What can we expect from the ICT industry in 2019?
Technology has continued to shape and re-shape the professional landscape in recent years, and as a result we’ve seen significant changes to the role of ICT in the modern workplace. Research and development, disruptive technology and significant international investment are continuing to shape the industry – but what exactly happened in 2018, and what does 2019 have in store?
Data is more important than ever
Big data has been a buzzword for many industries over the past few years, and that's not set to change any time soon. With data protection under increased security in the wake of widespread data breaches, we saw organisations and governing bodies looking at new, enhanced ways of collecting, storing and securing their data. With GDPR making otself known as a force to be reckoned with, data was at the forefront of many employers’ minds throughout the year. At Quanta, we saw this reflected in the boom in data centre business and corresponding surge in candidates required to build and operate them. This meant a strong demand for IT skills and the mechanical, electrical and construction engineers that offer them, along with those involved in management, design, security and software development.

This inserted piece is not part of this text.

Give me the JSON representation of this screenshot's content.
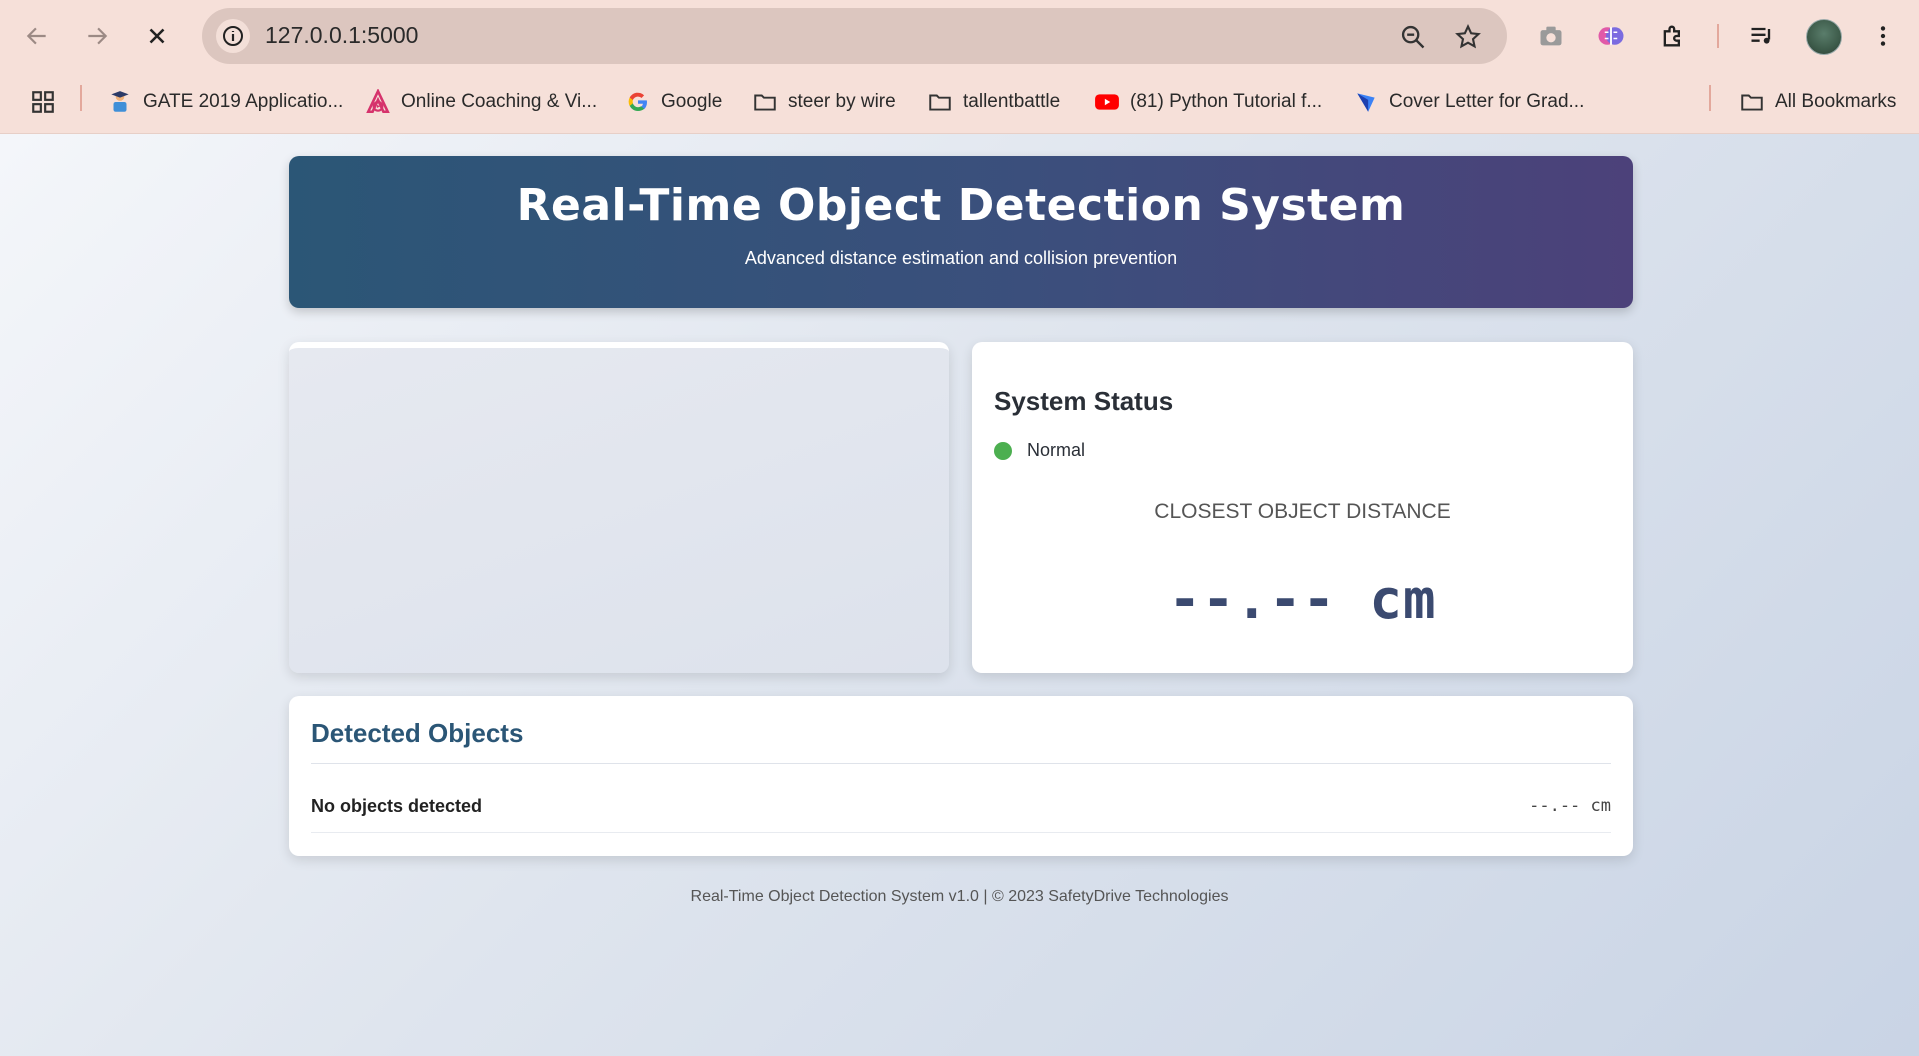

As our reliance on the internet continues to grow stronger by the day, so too does the volume of information being generated – which means the focus on data will continue to remain steady throughout the 2020s.
Mobile moves ahead
Many of us are connected to one or more devices for most waking hours of the day, so it’s no surprise that people in the UK are spending a total of one day a week online. Smartphones are now the most popular internet-connected device out there, and the mobile system now covers more than 90% of the planet. This year we can expect to see commercial 5G to roll out across much of the nation, with major providers committing significant investment to support this. The first phase will be completed by April and will target high data rate, energy saving, cost reduction and higher system capacity. Not only is this good news for consumers and organisations that rely on high-speed internet connectivity in their daily operations, but also those professionals who work in this space.
New technologies become embedded
The past few years have seen new more and more progressive technology take off, such as virtual reality, robotics and the Internet of Things tentatively introduced into industries. In 2019, many of these new technologies will become mainstays of professional life. By 2021, 3rd platform technologies – big data and analytics, cloud, mobile and social – will account for 23% of total ICT spending, disrupting the market and allowing us to move towards an economy more focused on digital transformation. We know that the need to upgrade outdated infrastructure will be the biggest driver of ICT budget increases this year, with a focus on operating systems, virtualisation software and technology that enhances productivity and security. People working in this area can expect to see heightened demand for their skills this year, particularly if they can show a proficiency for new technologies and a willingness to adapt alongside emerging tech trends, such as the rise in net zero technology.
ICT at Quanta
We’ve been providing services to the ICT sector since 1992, matching the right candidates with the right roles across the globe. As a key ICT partner to clients across multiple industries, we’re proud of our niche industry knowledge and ability to stay on top of market trends and demands. Make the most of our expertise by speaking to us about how we can best partner with you. Or, head to our ICT hub to explore our range of roles, including ICT technician vacancies, IT contract jobs, OCT engineering positions and more.